#### Data:

== Segment start ==

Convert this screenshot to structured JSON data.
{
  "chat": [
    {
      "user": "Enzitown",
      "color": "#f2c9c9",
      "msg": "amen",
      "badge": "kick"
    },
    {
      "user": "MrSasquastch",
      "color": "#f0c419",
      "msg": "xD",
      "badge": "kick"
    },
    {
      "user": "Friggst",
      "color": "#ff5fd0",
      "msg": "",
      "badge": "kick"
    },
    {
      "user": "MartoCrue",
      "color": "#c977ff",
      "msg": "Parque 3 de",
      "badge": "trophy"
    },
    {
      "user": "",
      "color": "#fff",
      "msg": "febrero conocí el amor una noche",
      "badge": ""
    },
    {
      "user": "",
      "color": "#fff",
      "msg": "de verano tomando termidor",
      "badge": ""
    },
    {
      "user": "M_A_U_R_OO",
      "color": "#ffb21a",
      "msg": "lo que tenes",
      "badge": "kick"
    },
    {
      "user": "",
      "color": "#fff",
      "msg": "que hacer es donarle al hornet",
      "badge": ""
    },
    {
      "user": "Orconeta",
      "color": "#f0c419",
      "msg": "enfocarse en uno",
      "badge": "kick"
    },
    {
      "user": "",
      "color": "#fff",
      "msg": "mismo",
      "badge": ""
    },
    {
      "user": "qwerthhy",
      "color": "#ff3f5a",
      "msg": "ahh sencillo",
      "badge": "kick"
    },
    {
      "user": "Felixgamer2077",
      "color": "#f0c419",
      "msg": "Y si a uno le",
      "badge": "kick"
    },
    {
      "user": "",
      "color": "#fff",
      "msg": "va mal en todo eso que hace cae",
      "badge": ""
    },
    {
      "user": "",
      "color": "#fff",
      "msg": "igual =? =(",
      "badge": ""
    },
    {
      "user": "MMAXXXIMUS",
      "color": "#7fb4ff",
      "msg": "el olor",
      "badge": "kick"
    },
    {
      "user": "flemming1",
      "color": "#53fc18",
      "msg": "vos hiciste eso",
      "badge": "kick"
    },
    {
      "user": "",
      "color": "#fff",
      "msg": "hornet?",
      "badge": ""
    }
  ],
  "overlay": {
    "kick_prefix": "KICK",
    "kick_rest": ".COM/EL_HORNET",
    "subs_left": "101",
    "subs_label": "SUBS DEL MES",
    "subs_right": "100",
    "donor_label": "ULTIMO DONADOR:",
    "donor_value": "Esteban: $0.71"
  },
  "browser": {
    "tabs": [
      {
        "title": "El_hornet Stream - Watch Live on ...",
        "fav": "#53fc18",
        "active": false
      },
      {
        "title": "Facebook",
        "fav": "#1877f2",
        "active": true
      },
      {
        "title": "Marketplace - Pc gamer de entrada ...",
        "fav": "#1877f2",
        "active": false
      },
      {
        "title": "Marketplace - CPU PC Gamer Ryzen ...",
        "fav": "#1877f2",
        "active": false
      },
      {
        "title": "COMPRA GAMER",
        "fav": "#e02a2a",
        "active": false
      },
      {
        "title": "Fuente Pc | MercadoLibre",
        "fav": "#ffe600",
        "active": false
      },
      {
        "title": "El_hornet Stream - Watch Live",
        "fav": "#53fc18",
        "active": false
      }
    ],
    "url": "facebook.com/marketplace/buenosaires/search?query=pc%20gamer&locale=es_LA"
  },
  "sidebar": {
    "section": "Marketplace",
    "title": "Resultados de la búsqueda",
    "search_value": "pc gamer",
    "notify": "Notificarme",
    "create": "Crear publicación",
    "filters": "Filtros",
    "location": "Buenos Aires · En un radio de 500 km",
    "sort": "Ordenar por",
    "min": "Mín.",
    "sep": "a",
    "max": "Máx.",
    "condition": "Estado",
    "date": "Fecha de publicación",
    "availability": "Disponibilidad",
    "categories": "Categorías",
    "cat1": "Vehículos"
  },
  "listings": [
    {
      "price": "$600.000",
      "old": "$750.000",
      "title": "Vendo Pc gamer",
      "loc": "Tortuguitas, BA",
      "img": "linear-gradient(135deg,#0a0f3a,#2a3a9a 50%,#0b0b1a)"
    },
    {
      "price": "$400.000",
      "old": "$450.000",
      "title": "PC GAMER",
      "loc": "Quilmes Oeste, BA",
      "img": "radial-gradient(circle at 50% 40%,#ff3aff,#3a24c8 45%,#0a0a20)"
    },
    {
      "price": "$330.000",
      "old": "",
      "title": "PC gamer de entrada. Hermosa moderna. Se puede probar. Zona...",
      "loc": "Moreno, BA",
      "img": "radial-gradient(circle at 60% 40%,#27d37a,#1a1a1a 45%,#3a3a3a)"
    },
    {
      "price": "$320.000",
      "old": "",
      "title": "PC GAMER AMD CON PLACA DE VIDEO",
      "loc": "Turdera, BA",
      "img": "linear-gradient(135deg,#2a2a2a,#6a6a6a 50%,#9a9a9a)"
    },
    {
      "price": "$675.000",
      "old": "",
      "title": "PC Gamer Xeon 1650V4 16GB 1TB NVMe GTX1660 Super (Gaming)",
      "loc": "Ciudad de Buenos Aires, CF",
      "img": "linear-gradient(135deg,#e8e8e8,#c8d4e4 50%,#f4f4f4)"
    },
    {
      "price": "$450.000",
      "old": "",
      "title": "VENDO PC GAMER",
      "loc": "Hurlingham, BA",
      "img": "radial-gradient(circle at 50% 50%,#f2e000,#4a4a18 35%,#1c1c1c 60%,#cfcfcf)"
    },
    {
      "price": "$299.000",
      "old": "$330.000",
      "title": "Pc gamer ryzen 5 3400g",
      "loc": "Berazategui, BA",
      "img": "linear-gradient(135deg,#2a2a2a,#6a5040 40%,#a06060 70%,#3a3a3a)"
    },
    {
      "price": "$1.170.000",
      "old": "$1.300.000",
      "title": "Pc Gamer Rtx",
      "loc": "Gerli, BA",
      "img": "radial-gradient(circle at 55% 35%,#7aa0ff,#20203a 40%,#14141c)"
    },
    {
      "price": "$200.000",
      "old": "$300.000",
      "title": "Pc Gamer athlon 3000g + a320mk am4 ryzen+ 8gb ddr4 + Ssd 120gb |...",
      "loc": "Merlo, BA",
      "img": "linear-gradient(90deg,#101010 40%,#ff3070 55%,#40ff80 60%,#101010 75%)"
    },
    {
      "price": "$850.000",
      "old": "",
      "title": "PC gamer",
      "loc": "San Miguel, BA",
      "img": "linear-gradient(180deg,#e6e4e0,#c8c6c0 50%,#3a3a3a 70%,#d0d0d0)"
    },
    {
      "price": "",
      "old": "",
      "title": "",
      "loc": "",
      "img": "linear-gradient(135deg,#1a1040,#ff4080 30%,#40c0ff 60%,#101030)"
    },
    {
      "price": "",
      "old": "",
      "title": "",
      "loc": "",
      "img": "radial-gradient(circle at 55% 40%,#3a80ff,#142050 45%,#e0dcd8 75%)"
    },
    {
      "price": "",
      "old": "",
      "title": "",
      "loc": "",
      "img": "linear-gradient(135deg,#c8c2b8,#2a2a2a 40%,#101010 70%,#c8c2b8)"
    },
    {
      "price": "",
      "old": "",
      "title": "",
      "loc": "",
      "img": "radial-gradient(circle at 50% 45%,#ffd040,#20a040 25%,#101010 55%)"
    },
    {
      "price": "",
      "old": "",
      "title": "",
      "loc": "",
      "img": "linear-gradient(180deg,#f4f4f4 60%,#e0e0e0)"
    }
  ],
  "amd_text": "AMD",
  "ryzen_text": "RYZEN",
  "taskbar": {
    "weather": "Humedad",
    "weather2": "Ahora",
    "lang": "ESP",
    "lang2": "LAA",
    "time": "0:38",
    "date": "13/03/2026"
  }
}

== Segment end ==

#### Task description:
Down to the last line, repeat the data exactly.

#### Answer below:
Convert this screenshot to structured JSON data.
{
  "chat": [
    {
      "user": "Enzitown",
      "color": "#f2c9c9",
      "msg": "amen",
      "badge": "kick"
    },
    {
      "user": "MrSasquastch",
      "color": "#f0c419",
      "msg": "xD",
      "badge": "kick"
    },
    {
      "user": "Friggst",
      "color": "#ff5fd0",
      "msg": "",
      "badge": "kick"
    },
    {
      "user": "MartoCrue",
      "color": "#c977ff",
      "msg": "Parque 3 de",
      "badge": "trophy"
    },
    {
      "user": "",
      "color": "#fff",
      "msg": "febrero conocí el amor una noche",
      "badge": ""
    },
    {
      "user": "",
      "color": "#fff",
      "msg": "de verano tomando termidor",
      "badge": ""
    },
    {
      "user": "M_A_U_R_OO",
      "color": "#ffb21a",
      "msg": "lo que tenes",
      "badge": "kick"
    },
    {
      "user": "",
      "color": "#fff",
      "msg": "que hacer es donarle al hornet",
      "badge": ""
    },
    {
      "user": "Orconeta",
      "color": "#f0c419",
      "msg": "enfocarse en uno",
      "badge": "kick"
    },
    {
      "user": "",
      "color": "#fff",
      "msg": "mismo",
      "badge": ""
    },
    {
      "user": "qwerthhy",
      "color": "#ff3f5a",
      "msg": "ahh sencillo",
      "badge": "kick"
    },
    {
      "user": "Felixgamer2077",
      "color": "#f0c419",
      "msg": "Y si a uno le",
      "badge": "kick"
    },
    {
      "user": "",
      "color": "#fff",
      "msg": "va mal en todo eso que hace cae",
      "badge": ""
    },
    {
      "user": "",
      "color": "#fff",
      "msg": "igual =? =(",
      "badge": ""
    },
    {
      "user": "MMAXXXIMUS",
      "color": "#7fb4ff",
      "msg": "el olor",
      "badge": "kick"
    },
    {
      "user": "flemming1",
      "color": "#53fc18",
      "msg": "vos hiciste eso",
      "badge": "kick"
    },
    {
      "user": "",
      "color": "#fff",
      "msg": "hornet?",
      "badge": ""
    }
  ],
  "overlay": {
    "kick_prefix": "KICK",
    "kick_rest": ".COM/EL_HORNET",
    "subs_left": "101",
    "subs_label": "SUBS DEL MES",
    "subs_right": "100",
    "donor_label": "ULTIMO DONADOR:",
    "donor_value": "Esteban: $0.71"
  },
  "browser": {
    "tabs": [
      {
        "title": "El_hornet Stream - Watch Live on ...",
        "fav": "#53fc18",
        "active": false
      },
      {
        "title": "Facebook",
        "fav": "#1877f2",
        "active": true
      },
      {
        "title": "Marketplace - Pc gamer de entrada ...",
        "fav": "#1877f2",
        "active": false
      },
      {
        "title": "Marketplace - CPU PC Gamer Ryzen ...",
        "fav": "#1877f2",
        "active": false
      },
      {
        "title": "COMPRA GAMER",
        "fav": "#e02a2a",
        "active": false
      },
      {
        "title": "Fuente Pc | MercadoLibre",
        "fav": "#ffe600",
        "active": false
      },
      {
        "title": "El_hornet Stream - Watch Live",
        "fav": "#53fc18",
        "active": false
      }
    ],
    "url": "facebook.com/marketplace/buenosaires/search?query=pc%20gamer&locale=es_LA"
  },
  "sidebar": {
    "section": "Marketplace",
    "title": "Resultados de la búsqueda",
    "search_value": "pc gamer",
    "notify": "Notificarme",
    "create": "Crear publicación",
    "filters": "Filtros",
    "location": "Buenos Aires · En un radio de 500 km",
    "sort": "Ordenar por",
    "min": "Mín.",
    "sep": "a",
    "max": "Máx.",
    "condition": "Estado",
    "date": "Fecha de publicación",
    "availability": "Disponibilidad",
    "categories": "Categorías",
    "cat1": "Vehículos"
  },
  "listings": [
    {
      "price": "$600.000",
      "old": "$750.000",
      "title": "Vendo Pc gamer",
      "loc": "Tortuguitas, BA",
      "img": "linear-gradient(135deg,#0a0f3a,#2a3a9a 50%,#0b0b1a)"
    },
    {
      "price": "$400.000",
      "old": "$450.000",
      "title": "PC GAMER",
      "loc": "Quilmes Oeste, BA",
      "img": "radial-gradient(circle at 50% 40%,#ff3aff,#3a24c8 45%,#0a0a20)"
    },
    {
      "price": "$330.000",
      "old": "",
      "title": "PC gamer de entrada. Hermosa moderna. Se puede probar. Zona...",
      "loc": "Moreno, BA",
      "img": "radial-gradient(circle at 60% 40%,#27d37a,#1a1a1a 45%,#3a3a3a)"
    },
    {
      "price": "$320.000",
      "old": "",
      "title": "PC GAMER AMD CON PLACA DE VIDEO",
      "loc": "Turdera, BA",
      "img": "linear-gradient(135deg,#2a2a2a,#6a6a6a 50%,#9a9a9a)"
    },
    {
      "price": "$675.000",
      "old": "",
      "title": "PC Gamer Xeon 1650V4 16GB 1TB NVMe GTX1660 Super (Gaming)",
      "loc": "Ciudad de Buenos Aires, CF",
      "img": "linear-gradient(135deg,#e8e8e8,#c8d4e4 50%,#f4f4f4)"
    },
    {
      "price": "$450.000",
      "old": "",
      "title": "VENDO PC GAMER",
      "loc": "Hurlingham, BA",
      "img": "radial-gradient(circle at 50% 50%,#f2e000,#4a4a18 35%,#1c1c1c 60%,#cfcfcf)"
    },
    {
      "price": "$299.000",
      "old": "$330.000",
      "title": "Pc gamer ryzen 5 3400g",
      "loc": "Berazategui, BA",
      "img": "linear-gradient(135deg,#2a2a2a,#6a5040 40%,#a06060 70%,#3a3a3a)"
    },
    {
      "price": "$1.170.000",
      "old": "$1.300.000",
      "title": "Pc Gamer Rtx",
      "loc": "Gerli, BA",
      "img": "radial-gradient(circle at 55% 35%,#7aa0ff,#20203a 40%,#14141c)"
    },
    {
      "price": "$200.000",
      "old": "$300.000",
      "title": "Pc Gamer athlon 3000g + a320mk am4 ryzen+ 8gb ddr4 + Ssd 120gb |...",
      "loc": "Merlo, BA",
      "img": "linear-gradient(90deg,#101010 40%,#ff3070 55%,#40ff80 60%,#101010 75%)"
    },
    {
      "price": "$850.000",
      "old": "",
      "title": "PC gamer",
      "loc": "San Miguel, BA",
      "img": "linear-gradient(180deg,#e6e4e0,#c8c6c0 50%,#3a3a3a 70%,#d0d0d0)"
    },
    {
      "price": "",
      "old": "",
      "title": "",
      "loc": "",
      "img": "linear-gradient(135deg,#1a1040,#ff4080 30%,#40c0ff 60%,#101030)"
    },
    {
      "price": "",
      "old": "",
      "title": "",
      "loc": "",
      "img": "radial-gradient(circle at 55% 40%,#3a80ff,#142050 45%,#e0dcd8 75%)"
    },
    {
      "price": "",
      "old": "",
      "title": "",
      "loc": "",
      "img": "linear-gradient(135deg,#c8c2b8,#2a2a2a 40%,#101010 70%,#c8c2b8)"
    },
    {
      "price": "",
      "old": "",
      "title": "",
      "loc": "",
      "img": "radial-gradient(circle at 50% 45%,#ffd040,#20a040 25%,#101010 55%)"
    },
    {
      "price": "",
      "old": "",
      "title": "",
      "loc": "",
      "img": "linear-gradient(180deg,#f4f4f4 60%,#e0e0e0)"
    }
  ],
  "amd_text": "AMD",
  "ryzen_text": "RYZEN",
  "taskbar": {
    "weather": "Humedad",
    "weather2": "Ahora",
    "lang": "ESP",
    "lang2": "LAA",
    "time": "0:38",
    "date": "13/03/2026"
  }
}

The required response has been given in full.